Where does this leave the future direction of American banking? Right now, it’s in a state of limbo. Steven Mnuchin, the man appointed by President Trump to serve as the Secretary of the Treasury, is conducting a full review of Dodd-Frank as part of the EO signed on February 3rd. Mnuchin has to report findings within 120 days of this date, so clarity over likely next steps will emerge in the coming weeks. After a flurry of activity and commentary from the White House during the entire month of February, March has been appreciably quieter. This is understandable, given we’re still in the review period. But we can expect things to get louder and louder during April and May.
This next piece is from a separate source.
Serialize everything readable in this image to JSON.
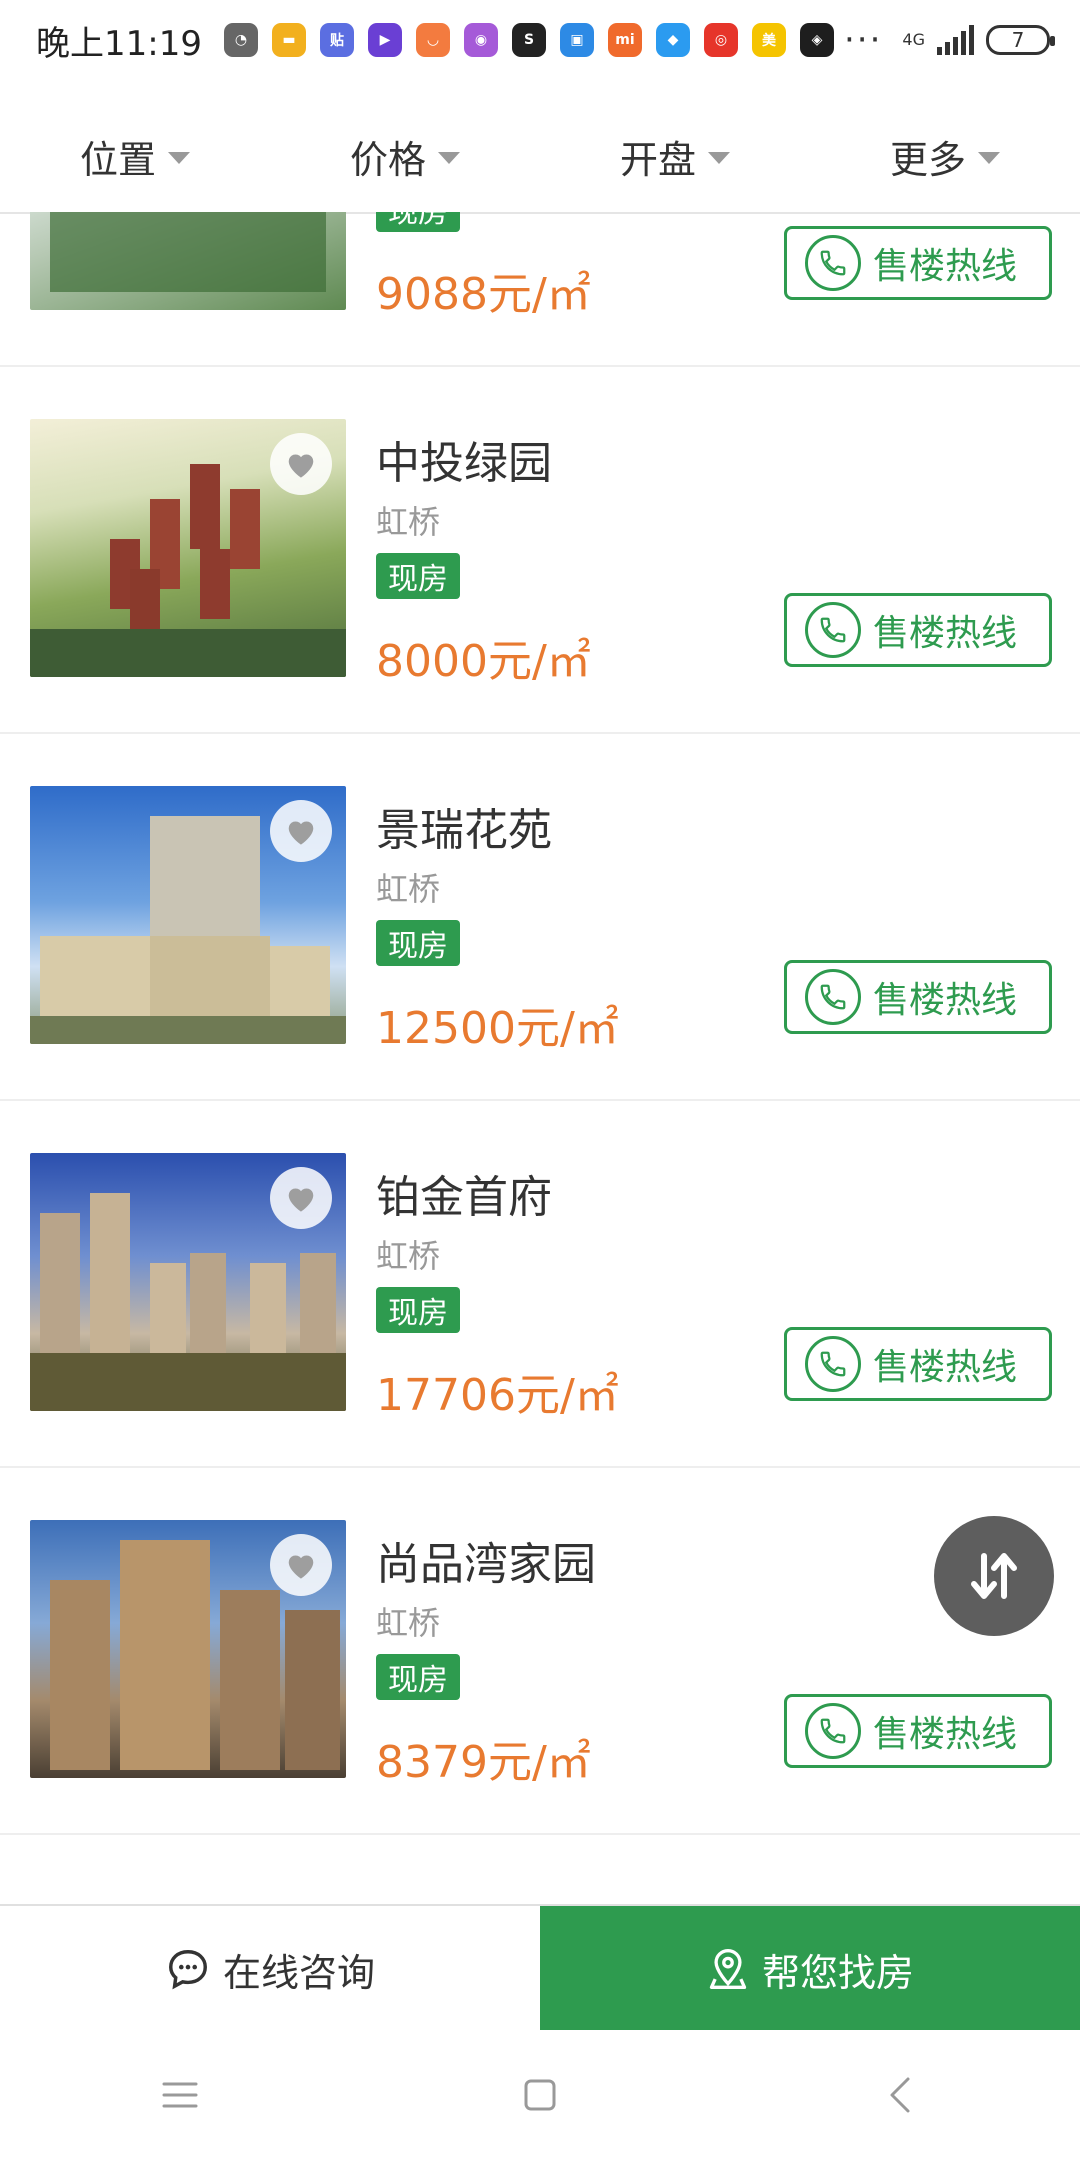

Roll-back, or repeal, will inevitably bring challenges with it. President Trump’s remarks indicate a desire and determination to make big changes. But potentially the worst cut is the deepest. While it may please certain politicians and business leaders, it’s not guaranteed to be welcomed with open arms by the banking industry en masse. The sheer amount of activity performed to comply with Dodd-Frank dictates that the prospect of a large cut isn’t especially appealing, as effectively previous efforts will be rendered pointless. Blood spilt, sweat exerted, tears shed, all for nothing. And given the rules which govern US elections, who’s to say that there won’t be an entirely new leader after voters go to the polls on November 3rd 2020 (the inauguration is scheduled for January 21st 2021). If the incoming president decides on a different course of action for the financial industry, it will be a case of all-change…again. Modest adjustments to the existing Dodd-Frank Act would seem to be the most pragmatic course of action. But modesty and Donald Trump simply don’t go together. History, be it recent or ancient, is always a useful guide as to the future. Trump’s election victory stunned the world, and showed us that we should expect the unexpected. Frankly, nothing would surprise me when it comes to the next steps in US – and global – banking. Let’s wait for the findings of Mnuchin’s review, and be fully prepared to drop our popcorn at what’s going to happen as a result.